- Department of Health and Human Services, Food and Drug Administration, Center for Devices and Radiological Health. Self-monitoring blood glucose test systems for over-the-counter use. October 11, 2014. http://www.fda.gov/downloads/medicaldevices/deviceregulationandguidance/guidancedocuments/ucm380327.pdf.
- Department of Health and Human Services, Food and Drug Administration, Center for Devices and Radiological Health. Blood glucose monitoring test systems for prescription point-of-care use. October 11, 2014. http://www.fda.gov/downloads/medicaldevices/deviceregulationandguidance/guidancedocuments/ucm380325.pdf.
- Department of Health and Human Services, Food and Drug Administration, Center for Devices and Radiological Health. Self-monitoring blood glucose test systems for over-the-counter use—draft guidance. Silver Spring, MD: FDA, January 7, 2014. http://www.fda.gov/downloads/medicaldevices/deviceregulationandguidance/guidancedocuments/ucm380327.pdf.
- Department of Health and Human Services, Food and Drug Administration, Center for Devices and Radiological Health. Blood glucose monitoring test systems for prescription point-of-care use—draft guidance. Silver Spring, MD: FDA, January 7, 2014. http://www.fda.gov/downloads/medicaldevices/deviceregulationandguidance/guidancedocuments/ucm380325.pdf.
- Clinical and Laboratory Standards Institute. POCT12-A3. Point-of-care blood glucose testing in acute and chronic care facilities; approved guideline—third edition. Wayne, PA: 2013.
- International Standards Organizations. ISO 15197:2013. In vitro diagnostic test systems—requirements for blood-glucose monitoring systems for self-testing in managing diabetes mellitus (ISO/TC 212). Geneva, Switzerland: 2013.
- American Diabetes Association. Self-monitoring of blood glucose. Diabetes Care. 1996;19 Suppl 1:S62-6.
- Jacobs J, Fokkert M, Slingerland R, De Schrijver P, Van Hoovels L. A further cautionary tale for interpretation of external quality assurance results (EQA): Commutability of EQA materials for point-of-care glucose meters. Clin Chim Acta. 2016;462:146-147.
- CAP Memo Waived Glucose and INR PT Discontinuance, October 28, 2016, http://www.pointofcare.net/Arizona/102816_CAP_Memo_Gluc_INR_PT_Discontinuance.pdf.
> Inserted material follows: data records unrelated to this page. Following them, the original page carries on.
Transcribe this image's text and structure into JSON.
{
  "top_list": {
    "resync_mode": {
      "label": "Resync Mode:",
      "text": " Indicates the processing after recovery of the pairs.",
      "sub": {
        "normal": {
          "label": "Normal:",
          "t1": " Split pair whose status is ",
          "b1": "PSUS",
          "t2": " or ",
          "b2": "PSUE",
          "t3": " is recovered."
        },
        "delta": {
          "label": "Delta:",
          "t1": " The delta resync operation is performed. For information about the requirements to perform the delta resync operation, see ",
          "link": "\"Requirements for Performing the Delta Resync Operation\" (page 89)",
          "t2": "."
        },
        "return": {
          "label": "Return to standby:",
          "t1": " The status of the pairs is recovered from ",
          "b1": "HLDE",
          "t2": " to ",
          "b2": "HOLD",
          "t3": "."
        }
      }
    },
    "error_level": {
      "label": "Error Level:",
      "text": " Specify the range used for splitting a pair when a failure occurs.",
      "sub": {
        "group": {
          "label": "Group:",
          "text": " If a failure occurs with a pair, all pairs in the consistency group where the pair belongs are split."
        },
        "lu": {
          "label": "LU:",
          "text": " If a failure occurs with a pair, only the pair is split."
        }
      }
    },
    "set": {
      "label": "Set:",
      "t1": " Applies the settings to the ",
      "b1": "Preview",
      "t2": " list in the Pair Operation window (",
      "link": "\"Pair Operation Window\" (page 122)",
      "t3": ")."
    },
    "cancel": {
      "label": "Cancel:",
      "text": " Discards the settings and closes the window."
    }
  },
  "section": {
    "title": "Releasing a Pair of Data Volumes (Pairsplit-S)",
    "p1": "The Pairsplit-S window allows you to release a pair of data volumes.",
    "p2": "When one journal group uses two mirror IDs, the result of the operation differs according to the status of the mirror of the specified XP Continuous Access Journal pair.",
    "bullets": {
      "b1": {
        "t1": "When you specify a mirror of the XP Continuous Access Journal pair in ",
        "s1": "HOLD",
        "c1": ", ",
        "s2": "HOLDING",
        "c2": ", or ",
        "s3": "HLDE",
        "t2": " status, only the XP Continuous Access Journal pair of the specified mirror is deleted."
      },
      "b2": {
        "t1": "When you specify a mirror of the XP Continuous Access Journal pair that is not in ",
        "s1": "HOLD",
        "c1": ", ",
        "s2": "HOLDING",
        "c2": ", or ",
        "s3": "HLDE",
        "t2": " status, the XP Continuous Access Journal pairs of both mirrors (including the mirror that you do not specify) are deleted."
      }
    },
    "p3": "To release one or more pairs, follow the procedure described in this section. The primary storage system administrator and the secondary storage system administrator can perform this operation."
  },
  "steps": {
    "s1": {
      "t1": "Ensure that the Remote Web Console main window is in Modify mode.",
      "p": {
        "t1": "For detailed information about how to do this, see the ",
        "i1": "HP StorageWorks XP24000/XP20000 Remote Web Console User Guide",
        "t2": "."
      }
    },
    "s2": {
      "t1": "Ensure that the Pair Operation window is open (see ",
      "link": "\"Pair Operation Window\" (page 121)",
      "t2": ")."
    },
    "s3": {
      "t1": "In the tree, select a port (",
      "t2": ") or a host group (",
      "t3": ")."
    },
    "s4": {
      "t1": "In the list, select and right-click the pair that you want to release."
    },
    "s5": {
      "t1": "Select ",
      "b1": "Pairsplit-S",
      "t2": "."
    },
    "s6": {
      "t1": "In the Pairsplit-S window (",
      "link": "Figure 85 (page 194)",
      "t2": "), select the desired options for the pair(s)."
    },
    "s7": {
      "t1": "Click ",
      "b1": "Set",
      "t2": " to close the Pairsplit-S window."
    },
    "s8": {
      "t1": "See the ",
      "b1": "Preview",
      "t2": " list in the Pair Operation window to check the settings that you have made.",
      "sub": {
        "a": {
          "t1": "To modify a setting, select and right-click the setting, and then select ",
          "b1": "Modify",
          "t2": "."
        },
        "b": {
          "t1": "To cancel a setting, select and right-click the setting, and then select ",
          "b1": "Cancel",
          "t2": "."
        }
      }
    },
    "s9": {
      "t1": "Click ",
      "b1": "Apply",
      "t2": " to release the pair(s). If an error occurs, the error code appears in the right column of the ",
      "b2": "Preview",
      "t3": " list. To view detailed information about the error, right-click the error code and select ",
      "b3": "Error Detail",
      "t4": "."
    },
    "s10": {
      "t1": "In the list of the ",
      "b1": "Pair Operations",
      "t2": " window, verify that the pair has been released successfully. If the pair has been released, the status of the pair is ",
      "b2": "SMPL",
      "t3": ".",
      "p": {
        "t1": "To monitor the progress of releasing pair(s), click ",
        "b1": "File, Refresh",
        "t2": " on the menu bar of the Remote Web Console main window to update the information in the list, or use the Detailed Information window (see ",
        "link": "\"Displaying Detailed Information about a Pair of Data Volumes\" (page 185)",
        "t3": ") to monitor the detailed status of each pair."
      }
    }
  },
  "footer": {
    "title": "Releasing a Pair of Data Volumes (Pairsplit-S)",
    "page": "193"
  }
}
Jeffrey A. DuBois, PhD, HCLD/CC (ABB) FACB, serves as Vice President, Medical and Scientific Affairs, for Nova Biomedical Corporation.